Directions: Omit every picture and return the rest of the data unaltered.

Source data:
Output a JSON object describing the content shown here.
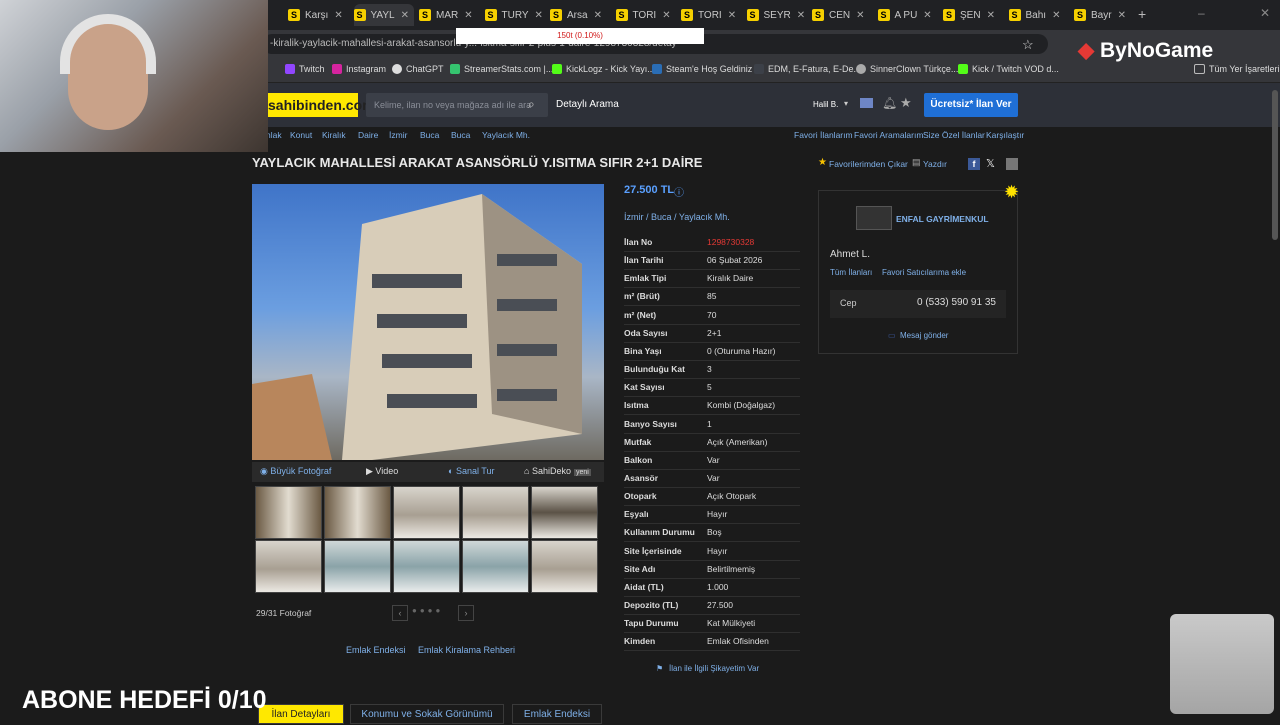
{
  "browser": {
    "tabs": [
      "Karşı",
      "YAYL",
      "MAR",
      "TURY",
      "Arsa",
      "TORI",
      "TORI",
      "SEYR",
      "CEN",
      "A PU",
      "ŞEN",
      "Bahı",
      "Bayr"
    ],
    "url": "-kiralik-yaylacik-mahallesi-arakat-asansorlu-y...-isitma-sifir-2-plus-1-daire-1298730328/detay",
    "bookmarks": [
      "Twitch",
      "Instagram",
      "ChatGPT",
      "StreamerStats.com |...",
      "KickLogz - Kick Yayı...",
      "Steam'e Hoş Geldiniz",
      "EDM, E-Fatura, E-De...",
      "SinnerClown Türkçe...",
      "Kick / Twitch VOD d...",
      "Tüm Yer İşaretleri"
    ]
  },
  "overlay": {
    "goal_line": "150t (0.10%)",
    "abone": "ABONE HEDEFİ 0/10",
    "brand": "ByNoGame"
  },
  "site": {
    "logo": "sahibinden.com",
    "search_placeholder": "Kelime, ilan no veya mağaza adı ile ara",
    "detailed_search": "Detaylı Arama",
    "user": "Halil B.",
    "post_button": "Ücretsiz* İlan Ver"
  },
  "breadcrumb": [
    "Emlak",
    "Konut",
    "Kiralık",
    "Daire",
    "İzmir",
    "Buca",
    "Buca",
    "Yaylacık Mh."
  ],
  "top_links": [
    "Favori İlanlarım",
    "Favori Aramalarım",
    "Size Özel İlanlar",
    "Karşılaştır"
  ],
  "listing": {
    "title": "YAYLACIK MAHALLESİ ARAKAT ASANSÖRLÜ Y.ISITMA SIFIR 2+1 DAİRE",
    "fav_remove": "Favorilerimden Çıkar",
    "print": "Yazdır",
    "price": "27.500 TL",
    "location": [
      "İzmir",
      "Buca",
      "Yaylacık Mh."
    ],
    "photo_tabs": [
      "Büyük Fotoğraf",
      "Video",
      "Sanal Tur",
      "SahiDeko"
    ],
    "photo_new": "yeni",
    "photo_count": "29/31 Fotoğraf",
    "links": [
      "Emlak Endeksi",
      "Emlak Kiralama Rehberi"
    ],
    "complaint": "İlan ile İlgili Şikayetim Var",
    "details": [
      {
        "k": "İlan No",
        "v": "1298730328"
      },
      {
        "k": "İlan Tarihi",
        "v": "06 Şubat 2026"
      },
      {
        "k": "Emlak Tipi",
        "v": "Kiralık Daire"
      },
      {
        "k": "m² (Brüt)",
        "v": "85"
      },
      {
        "k": "m² (Net)",
        "v": "70"
      },
      {
        "k": "Oda Sayısı",
        "v": "2+1"
      },
      {
        "k": "Bina Yaşı",
        "v": "0 (Oturuma Hazır)"
      },
      {
        "k": "Bulunduğu Kat",
        "v": "3"
      },
      {
        "k": "Kat Sayısı",
        "v": "5"
      },
      {
        "k": "Isıtma",
        "v": "Kombi (Doğalgaz)"
      },
      {
        "k": "Banyo Sayısı",
        "v": "1"
      },
      {
        "k": "Mutfak",
        "v": "Açık (Amerikan)"
      },
      {
        "k": "Balkon",
        "v": "Var"
      },
      {
        "k": "Asansör",
        "v": "Var"
      },
      {
        "k": "Otopark",
        "v": "Açık Otopark"
      },
      {
        "k": "Eşyalı",
        "v": "Hayır"
      },
      {
        "k": "Kullanım Durumu",
        "v": "Boş"
      },
      {
        "k": "Site İçerisinde",
        "v": "Hayır"
      },
      {
        "k": "Site Adı",
        "v": "Belirtilmemiş"
      },
      {
        "k": "Aidat (TL)",
        "v": "1.000"
      },
      {
        "k": "Depozito (TL)",
        "v": "27.500"
      },
      {
        "k": "Tapu Durumu",
        "v": "Kat Mülkiyeti"
      },
      {
        "k": "Kimden",
        "v": "Emlak Ofisinden"
      }
    ]
  },
  "seller": {
    "office": "ENFAL GAYRİMENKUL",
    "name": "Ahmet L.",
    "all_listings": "Tüm İlanları",
    "fav_sellers": "Favori Satıcılarıma ekle",
    "phone_label": "Cep",
    "phone": "0 (533) 590 91 35",
    "message": "Mesaj gönder"
  },
  "bottom_tabs": [
    "İlan Detayları",
    "Konumu ve Sokak Görünümü",
    "Emlak Endeksi"
  ]
}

Output below:
Output a JSON object describing the content shown here.
{
  "browser": {
    "tabs": [
      "Karşı",
      "YAYL",
      "MAR",
      "TURY",
      "Arsa",
      "TORI",
      "TORI",
      "SEYR",
      "CEN",
      "A PU",
      "ŞEN",
      "Bahı",
      "Bayr"
    ],
    "url": "-kiralik-yaylacik-mahallesi-arakat-asansorlu-y...-isitma-sifir-2-plus-1-daire-1298730328/detay",
    "bookmarks": [
      "Twitch",
      "Instagram",
      "ChatGPT",
      "StreamerStats.com |...",
      "KickLogz - Kick Yayı...",
      "Steam'e Hoş Geldiniz",
      "EDM, E-Fatura, E-De...",
      "SinnerClown Türkçe...",
      "Kick / Twitch VOD d...",
      "Tüm Yer İşaretleri"
    ]
  },
  "overlay": {
    "goal_line": "150t (0.10%)",
    "abone": "ABONE HEDEFİ 0/10",
    "brand": "ByNoGame"
  },
  "site": {
    "logo": "sahibinden.com",
    "search_placeholder": "Kelime, ilan no veya mağaza adı ile ara",
    "detailed_search": "Detaylı Arama",
    "user": "Halil B.",
    "post_button": "Ücretsiz* İlan Ver"
  },
  "breadcrumb": [
    "Emlak",
    "Konut",
    "Kiralık",
    "Daire",
    "İzmir",
    "Buca",
    "Buca",
    "Yaylacık Mh."
  ],
  "top_links": [
    "Favori İlanlarım",
    "Favori Aramalarım",
    "Size Özel İlanlar",
    "Karşılaştır"
  ],
  "listing": {
    "title": "YAYLACIK MAHALLESİ ARAKAT ASANSÖRLÜ Y.ISITMA SIFIR 2+1 DAİRE",
    "fav_remove": "Favorilerimden Çıkar",
    "print": "Yazdır",
    "price": "27.500 TL",
    "location": [
      "İzmir",
      "Buca",
      "Yaylacık Mh."
    ],
    "photo_tabs": [
      "Büyük Fotoğraf",
      "Video",
      "Sanal Tur",
      "SahiDeko"
    ],
    "photo_new": "yeni",
    "photo_count": "29/31 Fotoğraf",
    "links": [
      "Emlak Endeksi",
      "Emlak Kiralama Rehberi"
    ],
    "complaint": "İlan ile İlgili Şikayetim Var",
    "details": [
      {
        "k": "İlan No",
        "v": "1298730328"
      },
      {
        "k": "İlan Tarihi",
        "v": "06 Şubat 2026"
      },
      {
        "k": "Emlak Tipi",
        "v": "Kiralık Daire"
      },
      {
        "k": "m² (Brüt)",
        "v": "85"
      },
      {
        "k": "m² (Net)",
        "v": "70"
      },
      {
        "k": "Oda Sayısı",
        "v": "2+1"
      },
      {
        "k": "Bina Yaşı",
        "v": "0 (Oturuma Hazır)"
      },
      {
        "k": "Bulunduğu Kat",
        "v": "3"
      },
      {
        "k": "Kat Sayısı",
        "v": "5"
      },
      {
        "k": "Isıtma",
        "v": "Kombi (Doğalgaz)"
      },
      {
        "k": "Banyo Sayısı",
        "v": "1"
      },
      {
        "k": "Mutfak",
        "v": "Açık (Amerikan)"
      },
      {
        "k": "Balkon",
        "v": "Var"
      },
      {
        "k": "Asansör",
        "v": "Var"
      },
      {
        "k": "Otopark",
        "v": "Açık Otopark"
      },
      {
        "k": "Eşyalı",
        "v": "Hayır"
      },
      {
        "k": "Kullanım Durumu",
        "v": "Boş"
      },
      {
        "k": "Site İçerisinde",
        "v": "Hayır"
      },
      {
        "k": "Site Adı",
        "v": "Belirtilmemiş"
      },
      {
        "k": "Aidat (TL)",
        "v": "1.000"
      },
      {
        "k": "Depozito (TL)",
        "v": "27.500"
      },
      {
        "k": "Tapu Durumu",
        "v": "Kat Mülkiyeti"
      },
      {
        "k": "Kimden",
        "v": "Emlak Ofisinden"
      }
    ]
  },
  "seller": {
    "office": "ENFAL GAYRİMENKUL",
    "name": "Ahmet L.",
    "all_listings": "Tüm İlanları",
    "fav_sellers": "Favori Satıcılarıma ekle",
    "phone_label": "Cep",
    "phone": "0 (533) 590 91 35",
    "message": "Mesaj gönder"
  },
  "bottom_tabs": [
    "İlan Detayları",
    "Konumu ve Sokak Görünümü",
    "Emlak Endeksi"
  ]
}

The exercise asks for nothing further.